Call me naïve, but when I first moved to Sydney, I was astounded by how much everything cost. Having grown up in Melbourne, where things already don’t exactly come cheap, I scoffed at everyone who lamented at the cost of living in Sydney. After all, how much worse than Melbourne can it really be? As it turns out, quite a bit. Not only was rent mind-bogglingly expensive, the food was also markedly dearer. What started as a joke between Chris and I that one Sydney dollar is worth one-and-a-half Melbourne dollars became woefully true – we did indeed find that if we multiplied the cost of what we think a meal should be in Melbourne by 1.5, we ended up…
The best restaurants are those that you stumble upon, and that is exactly how I came to know about Cairo Takeaway. I was wandering through Newtown a few months ago after dinner, when I spotted an ancient-looking pot through a non-descript door, filled with falafel floating in golden oil. Naturally my interest was piqued, and a quick peek inside revealed a cosy, homely restaurant that seems to specialise in Middle-Eastern food, if the falafel vat and counter of fresh salads and pickles were to be believed.
When it comes to food, the premise of ‘the more authentically ethnic, the better’ has never yet led me astray. Frankly, nothing excites me more than walking into a suburb and seeing a bunch of family-run, hole-in-the-wall ethnic eateries. So when I got out of the car in Lakemba and saw all the grocers and bakeries selling food I had never even heard of, I knew that I was in for some seriously good food at Jasmin Lebanese Restaurant.
Before moving to Sydney, I had heard my share of horror stories about the city, along with the accolade for the beaches, weather, and Asian food. ‘The rent is so expensive!’, everyone would say upon hearing about the move, before following up with ‘and the roads are just awful!’ In my naivety, I wrote the warnings off. I mean, it’s not like Melbourne is exactly cheap, and I’ve seen the M3 at peak hour – I figured Sydney could only be so different. Oh how wrong I was.

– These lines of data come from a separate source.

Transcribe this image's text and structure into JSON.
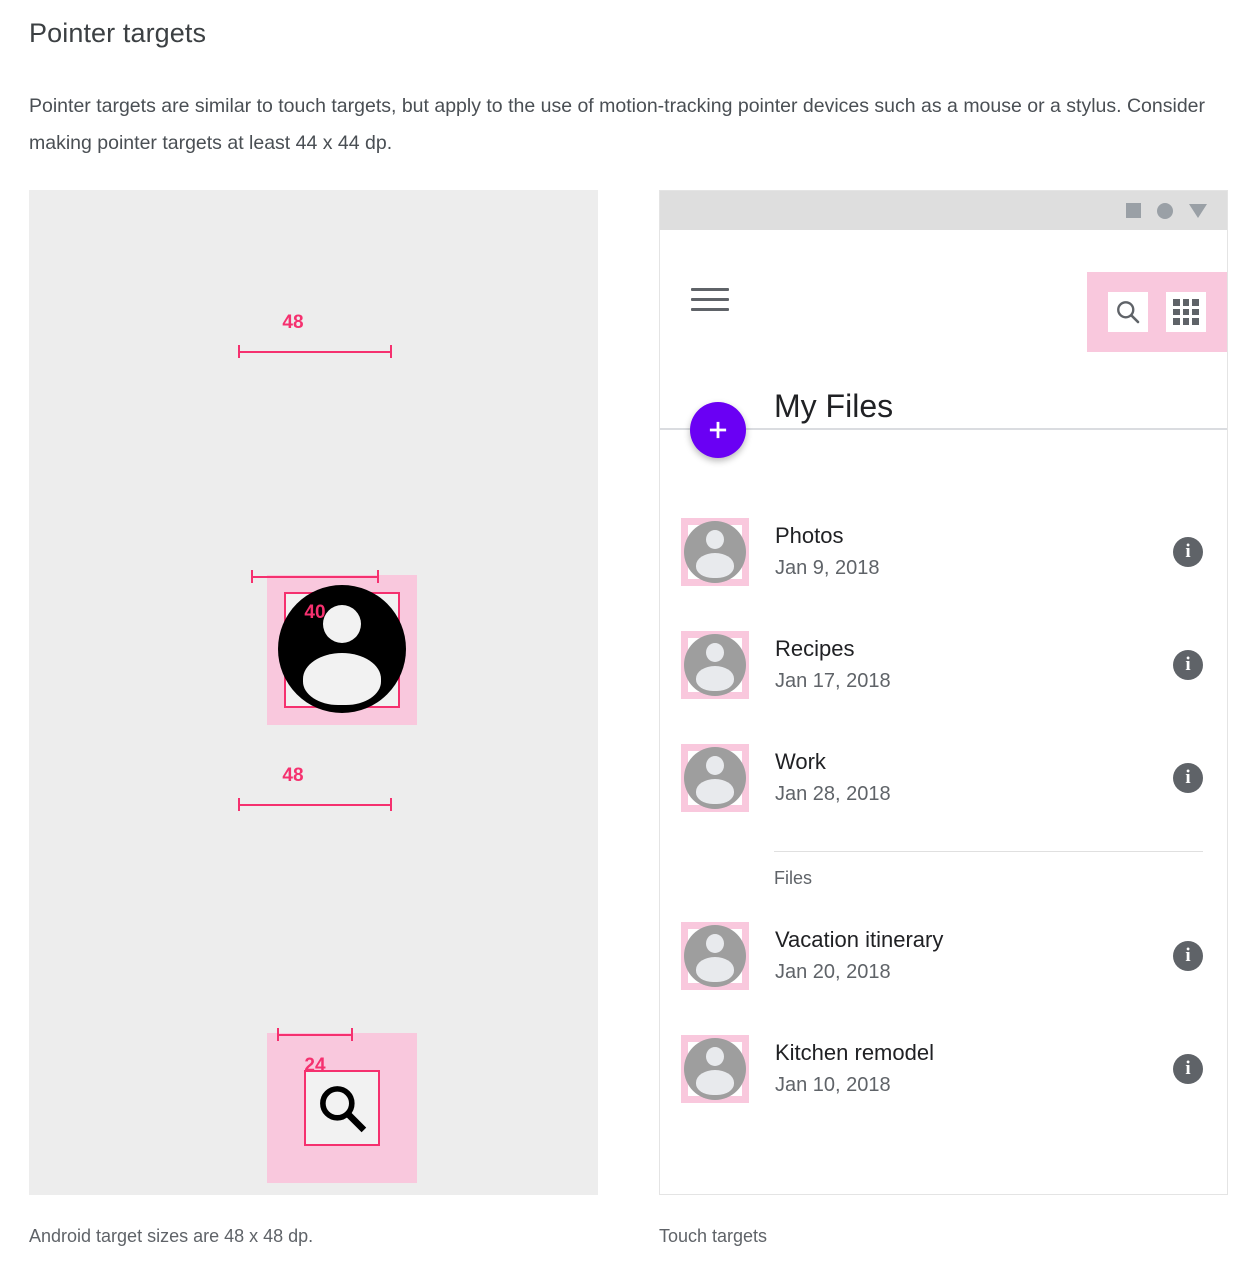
{
  "page": {
    "title": "Pointer targets",
    "body": "Pointer targets are similar to touch targets, but apply to the use of motion-tracking pointer devices such as a mouse or a stylus. Consider making pointer targets at least 44 x 44 dp."
  },
  "captions": {
    "left": "Android target sizes are 48 x 48 dp.",
    "right": "Touch targets"
  },
  "colors": {
    "highlight_fill": "#f9c8dd",
    "annotation": "#f5316f",
    "fab": "#6a00f4",
    "panel_bg": "#ededed",
    "icon_gray": "#5f6368"
  },
  "spec_diagram": {
    "avatar": {
      "outer_label": "48",
      "inner_label": "40"
    },
    "search": {
      "outer_label": "48",
      "inner_label": "24"
    }
  },
  "phone": {
    "status_bar": {
      "nav_square": "square-nav-icon",
      "nav_circle": "circle-nav-icon",
      "nav_triangle": "triangle-nav-icon"
    },
    "app_bar": {
      "menu_icon": "hamburger-menu-icon",
      "search_icon": "search-icon",
      "grid_icon": "grid-view-icon",
      "title": "My Files",
      "fab_label": "+"
    },
    "section_label": "Files",
    "folders": [
      {
        "name": "Photos",
        "date": "Jan 9, 2018",
        "info": "i"
      },
      {
        "name": "Recipes",
        "date": "Jan 17, 2018",
        "info": "i"
      },
      {
        "name": "Work",
        "date": "Jan 28, 2018",
        "info": "i"
      }
    ],
    "files": [
      {
        "name": "Vacation itinerary",
        "date": "Jan 20, 2018",
        "info": "i"
      },
      {
        "name": "Kitchen remodel",
        "date": "Jan 10, 2018",
        "info": "i"
      }
    ]
  }
}
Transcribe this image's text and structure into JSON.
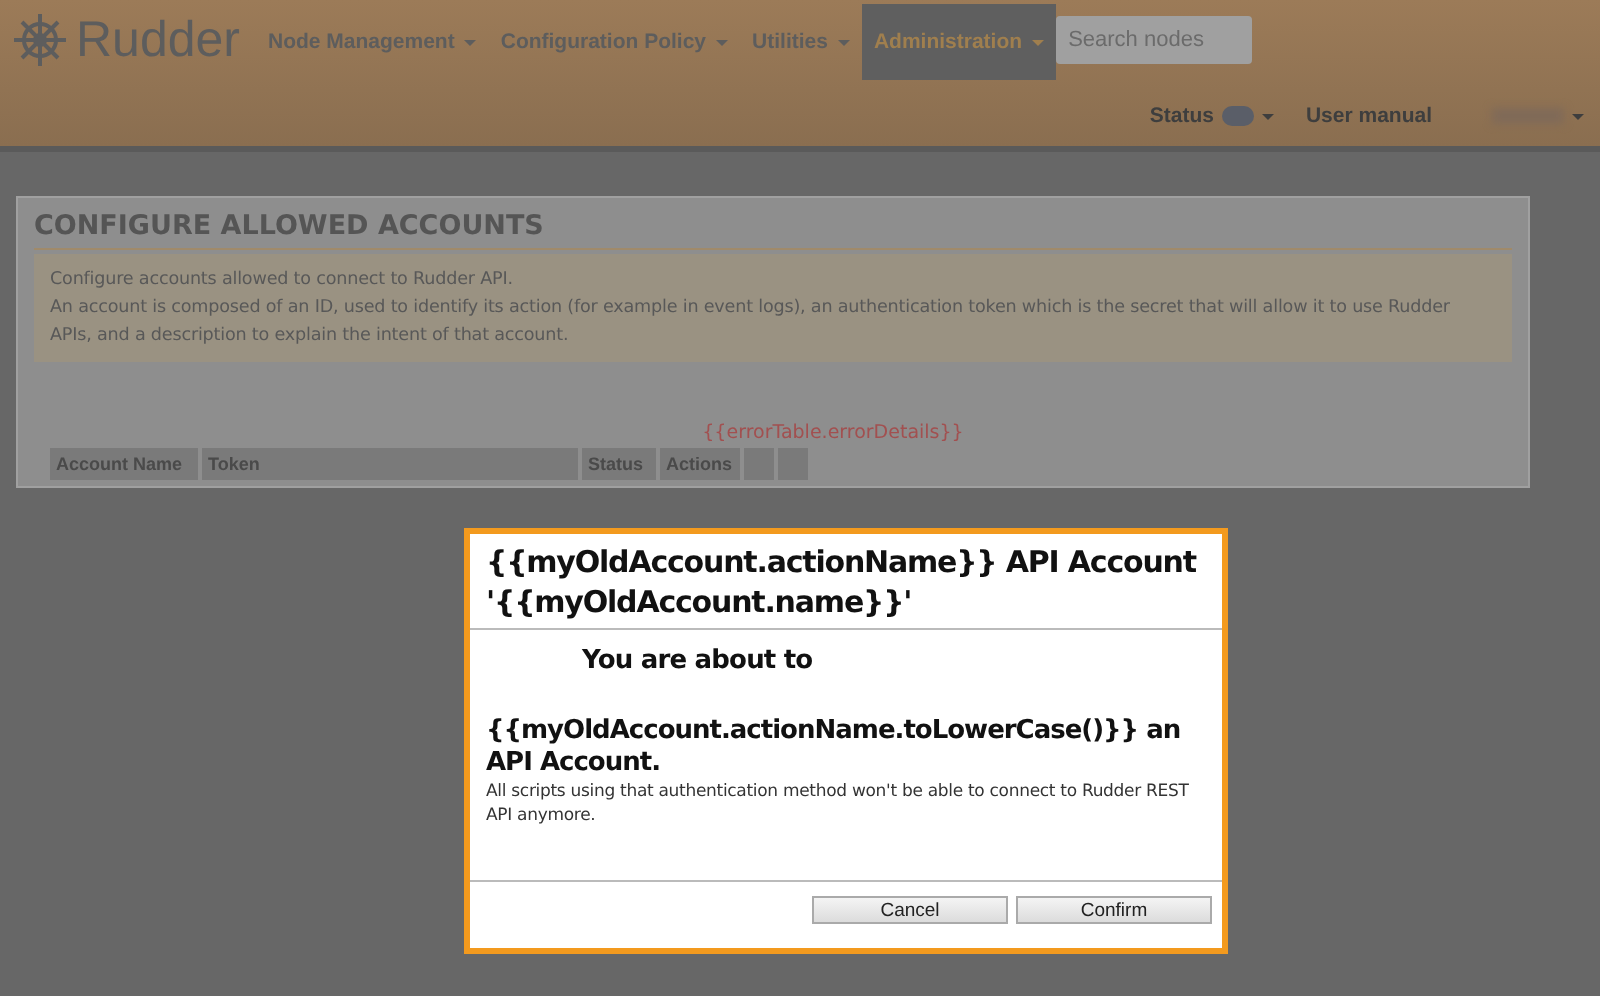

In Melbourne, charcoal chicken is something you get when the fish and chip shop next door is closed. In Sydney however, it seems to be so much more. Instead of second-rate takeaway, charcoal chicken is serious business. Like other cheap ethnic eats – such as banh mi and dumplings – everyone seems to have their opinion on where to get the best version, and the most popular places have what can only be described as cult followings. But no matter who you ask, the name El Jannah is bound to pop up in the list of favourites.